Earlier this week, Jay Bryson at Wells Fargo said that next Monday’s manufacturing data from the Institute for Supply Management “will be an important benchmark to judge the current state of the American manufacturing sector.”
“But the March 2 release probably will be too early to see much evidence of potential supply chain disruptions in the manufacturing sector,” Bryson adds, indicating the Fed will probably have little economic data to back up arguments for a rate cut in March.
“The committee could potentially cut rates at the April 29 meeting, but will it have enough evidence by late April to suggest that a ‘material’ change to its economic outlook is warranted?” Bryson asks.
Maybe. Maybe not. But the Fed does seem likely to take the other side of the market’s bet that something needs to happen soon.
What to watch today
8:30 a.m. ET: GDP annualized quarter on quarter, second print 4Q19 (2.2% expected, 2.1% prior); personal consumption, second print 4Q19 (1.8% expected, 1.8% prior); core personal consumption expenditures, second print 4Q19 (1.3% prior)
8:30 a.m. ET: Durable goods orders, January preliminary (-1.5% expected, 2.4% prior); Non-defense capital goods orders excluding aircraft, January preliminary (0.2% expected, -0.8% prior)

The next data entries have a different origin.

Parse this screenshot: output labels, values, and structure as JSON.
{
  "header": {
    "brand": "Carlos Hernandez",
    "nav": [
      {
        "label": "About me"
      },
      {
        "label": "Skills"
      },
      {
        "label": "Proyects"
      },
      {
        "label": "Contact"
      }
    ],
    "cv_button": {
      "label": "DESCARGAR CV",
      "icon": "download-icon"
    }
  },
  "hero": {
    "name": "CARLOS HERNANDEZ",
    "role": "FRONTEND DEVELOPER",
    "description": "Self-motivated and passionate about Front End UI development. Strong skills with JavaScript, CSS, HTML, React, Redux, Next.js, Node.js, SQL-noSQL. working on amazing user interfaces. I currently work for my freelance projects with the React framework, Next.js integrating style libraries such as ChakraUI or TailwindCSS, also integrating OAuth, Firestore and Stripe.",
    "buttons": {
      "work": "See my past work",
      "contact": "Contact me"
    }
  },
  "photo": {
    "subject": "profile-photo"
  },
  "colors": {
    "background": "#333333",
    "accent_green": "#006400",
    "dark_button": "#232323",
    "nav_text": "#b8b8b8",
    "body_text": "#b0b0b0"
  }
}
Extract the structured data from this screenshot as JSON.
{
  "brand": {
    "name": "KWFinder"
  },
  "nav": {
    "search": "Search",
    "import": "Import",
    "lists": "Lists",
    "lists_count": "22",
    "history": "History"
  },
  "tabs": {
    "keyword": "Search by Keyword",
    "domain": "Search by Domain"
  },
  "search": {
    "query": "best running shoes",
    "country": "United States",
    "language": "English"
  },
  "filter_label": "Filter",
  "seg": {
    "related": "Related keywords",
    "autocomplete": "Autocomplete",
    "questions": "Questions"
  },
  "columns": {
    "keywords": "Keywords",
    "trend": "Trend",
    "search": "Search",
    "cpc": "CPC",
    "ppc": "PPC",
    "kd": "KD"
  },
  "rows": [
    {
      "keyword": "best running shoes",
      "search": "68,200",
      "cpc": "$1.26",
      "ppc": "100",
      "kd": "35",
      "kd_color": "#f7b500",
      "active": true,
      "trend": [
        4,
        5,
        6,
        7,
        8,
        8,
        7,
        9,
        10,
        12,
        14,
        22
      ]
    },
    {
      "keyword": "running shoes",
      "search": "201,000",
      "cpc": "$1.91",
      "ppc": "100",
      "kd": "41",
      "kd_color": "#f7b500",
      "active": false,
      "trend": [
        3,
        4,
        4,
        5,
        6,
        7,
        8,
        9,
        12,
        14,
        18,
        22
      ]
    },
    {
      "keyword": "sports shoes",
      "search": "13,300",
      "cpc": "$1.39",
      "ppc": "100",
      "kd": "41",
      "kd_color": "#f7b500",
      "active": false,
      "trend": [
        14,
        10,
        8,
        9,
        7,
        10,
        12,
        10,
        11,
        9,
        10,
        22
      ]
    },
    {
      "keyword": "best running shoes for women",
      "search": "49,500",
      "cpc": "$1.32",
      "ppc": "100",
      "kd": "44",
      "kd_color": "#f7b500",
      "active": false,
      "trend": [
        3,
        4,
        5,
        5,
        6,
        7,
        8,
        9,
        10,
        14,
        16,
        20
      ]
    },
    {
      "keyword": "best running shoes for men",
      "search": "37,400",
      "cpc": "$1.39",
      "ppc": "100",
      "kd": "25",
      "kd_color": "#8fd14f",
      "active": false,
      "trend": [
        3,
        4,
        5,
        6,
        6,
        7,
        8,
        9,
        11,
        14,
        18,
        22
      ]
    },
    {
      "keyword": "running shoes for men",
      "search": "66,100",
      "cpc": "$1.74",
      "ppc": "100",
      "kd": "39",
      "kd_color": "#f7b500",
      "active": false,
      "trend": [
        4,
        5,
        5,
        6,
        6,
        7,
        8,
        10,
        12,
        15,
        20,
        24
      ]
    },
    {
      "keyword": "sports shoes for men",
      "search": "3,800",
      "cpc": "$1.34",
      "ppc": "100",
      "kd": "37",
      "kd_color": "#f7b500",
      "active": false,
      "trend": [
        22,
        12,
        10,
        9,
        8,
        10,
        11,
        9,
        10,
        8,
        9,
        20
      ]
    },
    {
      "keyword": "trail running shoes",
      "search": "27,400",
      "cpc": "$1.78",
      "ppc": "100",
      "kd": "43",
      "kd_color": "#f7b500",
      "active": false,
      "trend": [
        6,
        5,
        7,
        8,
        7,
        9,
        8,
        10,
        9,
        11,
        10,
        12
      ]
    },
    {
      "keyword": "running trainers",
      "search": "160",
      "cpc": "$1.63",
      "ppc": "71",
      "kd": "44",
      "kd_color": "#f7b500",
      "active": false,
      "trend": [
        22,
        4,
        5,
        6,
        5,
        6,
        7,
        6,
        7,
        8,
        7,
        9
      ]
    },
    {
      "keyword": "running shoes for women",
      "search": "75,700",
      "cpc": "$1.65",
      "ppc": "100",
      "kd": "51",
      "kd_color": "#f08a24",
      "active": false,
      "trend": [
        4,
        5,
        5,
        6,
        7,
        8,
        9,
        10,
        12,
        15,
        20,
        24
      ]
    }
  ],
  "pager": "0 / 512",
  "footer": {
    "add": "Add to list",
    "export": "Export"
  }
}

8:30 a.m. ET: Initial jobless claims, week ended February 22 (211,000 expected, 210,000 prior); Continuing jobless claims, week ended February 15 (1.726 million prior)
10 a.m. ET: Pending home sales month on month, January (2.0% expected. -4.9% prior)
11 a.m. ET: Kansas City Manufacturing Activity Index, February (-1 expected, -1 prior)
7 a.m. ET: Best Buy (BBY) is expected to report adjusted earnings of $2.74 per share on $15.05 billion in revenue
4:05 p.m. ET: Beyond Meat (BYND) is expected to report adjusted earnings of one cent on $79.77 million in revenue
YAHOO FINANCE HIGHLIGHTS